WATCH: Police and bylaw officers moved in today to dismantle a homeless camp in the heart of Duncan. Isabelle Raghem reports.
Tents at the homeless camp in Duncan were dismantled, belongings removed and the ground searched for needles Friday morning.
The camp that defied a court order to move by 3 p.m. Thursday, was taken down by a dozen officers at 9 a.m.
Police say while most left peacefully, one of the homeless activist who spoke with CHEK News Thursday was arrested.
“Chrissy Brett, who was the organizer, refused to go so she was arrested and carried out on blanket because she refused to walk,” says Duncan Councillor Sharon Jackson.
Once released Friday evening, Brett told CHEK News she will be housing a 17-year-old and a 19-year old, both campers who she says have nowhere else to go.
The City of Duncan says they had no choice but to take the encampment down.
“The amount of rage in Cowichan Valley was over the top and we were afraid it was going to turn into violence,” says Coun.

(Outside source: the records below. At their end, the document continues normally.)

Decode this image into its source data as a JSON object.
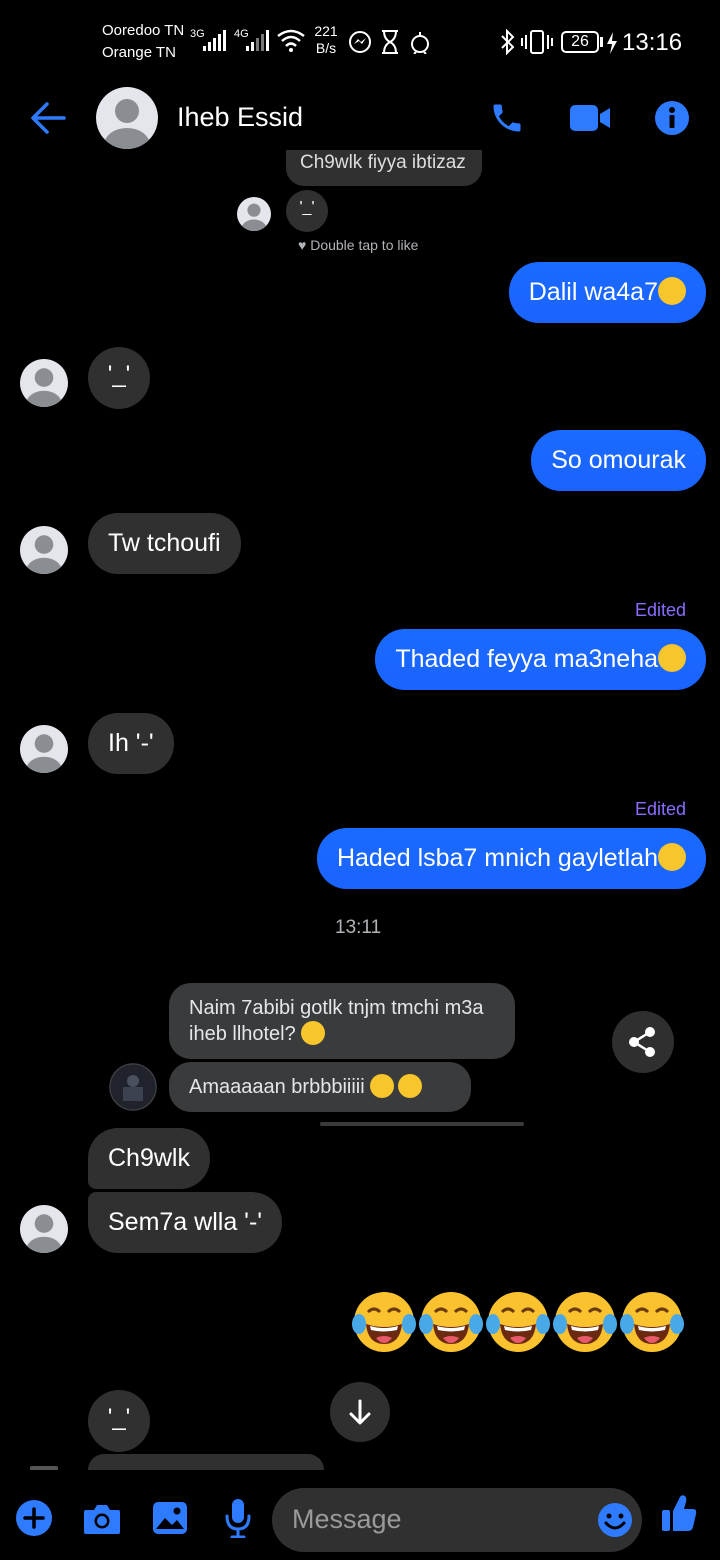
{
  "status_bar": {
    "carrier1": "Ooredoo TN",
    "carrier2": "Orange TN",
    "net1": "3G",
    "net2": "4G",
    "speed_value": "221",
    "speed_unit": "B/s",
    "battery": "26",
    "time": "13:16"
  },
  "header": {
    "contact_name": "Iheb Essid"
  },
  "colors": {
    "accent": "#1a6bff",
    "incoming_bubble": "#303030",
    "edited_label": "#8c6cff"
  },
  "messages": {
    "partial_top": "Ch9wlk fiyya ibtizaz",
    "top_reaction": "'_'",
    "double_tap": "Double tap to like",
    "m1": "Dalil wa4a7",
    "m2": "'_'",
    "m3": "So omourak",
    "m4": "Tw tchoufi",
    "edited1": "Edited",
    "m5": "Thaded feyya ma3neha",
    "m6": "Ih '-'",
    "edited2": "Edited",
    "m7": "Haded lsba7 mnich gayletlah",
    "timestamp": "13:11",
    "fwd1": "Naim 7abibi gotlk tnjm tmchi m3a iheb llhotel?",
    "fwd2": "Amaaaaan brbbbiiiii",
    "m8": "Ch9wlk",
    "m9": "Sem7a wlla '-'",
    "m10": "'_'"
  },
  "composer": {
    "placeholder": "Message"
  }
}
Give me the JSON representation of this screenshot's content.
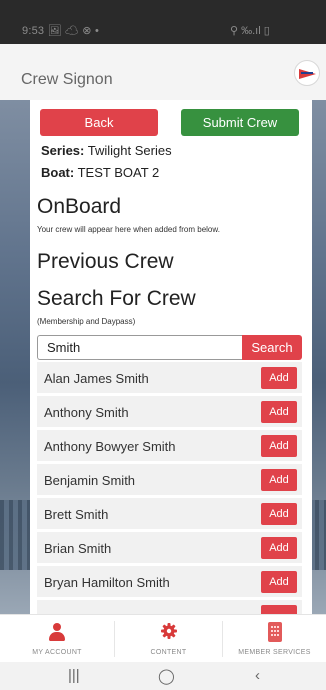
{
  "status_bar": {
    "time_and_icons": "9:53 🖼 ☁ ⊗ •",
    "right_icons": "⚲ ‰.ıl ▯"
  },
  "header": {
    "title": "Crew Signon"
  },
  "actions": {
    "back_label": "Back",
    "submit_label": "Submit Crew"
  },
  "meta": {
    "series_key": "Series:",
    "series_value": "Twilight Series",
    "boat_key": "Boat:",
    "boat_value": "TEST BOAT 2"
  },
  "onboard": {
    "heading": "OnBoard",
    "note": "Your crew will appear here when added from below."
  },
  "previous": {
    "heading": "Previous Crew"
  },
  "search": {
    "heading": "Search For Crew",
    "note": "(Membership and Daypass)",
    "value": "Smith",
    "button_label": "Search"
  },
  "results": [
    {
      "name": "Alan James Smith",
      "add_label": "Add"
    },
    {
      "name": "Anthony Smith",
      "add_label": "Add"
    },
    {
      "name": "Anthony Bowyer Smith",
      "add_label": "Add"
    },
    {
      "name": "Benjamin Smith",
      "add_label": "Add"
    },
    {
      "name": "Brett Smith",
      "add_label": "Add"
    },
    {
      "name": "Brian Smith",
      "add_label": "Add"
    },
    {
      "name": "Bryan Hamilton Smith",
      "add_label": "Add"
    }
  ],
  "bottom_nav": [
    {
      "label": "MY ACCOUNT",
      "icon": "person-icon"
    },
    {
      "label": "CONTENT",
      "icon": "gear-icon"
    },
    {
      "label": "MEMBER SERVICES",
      "icon": "member-services-icon"
    }
  ],
  "android_nav": {
    "recents": "|||",
    "home": "◯",
    "back": "‹"
  },
  "colors": {
    "accent_red": "#e0424a",
    "accent_green": "#37913f"
  }
}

Jackson.
One nearby business is happy they’re gone.
“We had to put a lock on the family washroom for the first time in 14 years of being open, because I found a needle on the baby changing table,” says Emma Neilson of the Duncan Community Farm Store.
The shop says the camp has cost them hundreds, if not thousands since it was set up last month.
“We’ve had to double our payroll, we need two people on staff during busy times of the day-, we’ve had over $300 of theft,” says Neilson. “We’re all for them having proper housing, but having the camp definitely changed the atmosphere of the Duncan Garage.”
Some residents argue dismantling the camp isn’t a solution.
“What are they going to do to address this problem? It’s chronic, it’s not gonna go away,” says Peter W. Rusland, a reporter with the Duncan Free Press. “It’s been on for decades and there’s no where for these folks to go.”
The city says they’ve been in constant contact with the Warmland shelter to make sure there was enough room for the campers.
The shelter says they’ve had beds available for the past week and a half, but none of the campers from the park have shown up.
Protesters say the shelter doesn’t allow the use of drugs on site, a deterrent for addicts.
The city of Duncan says in addition to the $15,000 in enforcement, clean up and legal costs, they will have to spend even more tax payer money to re-turf the downtown park.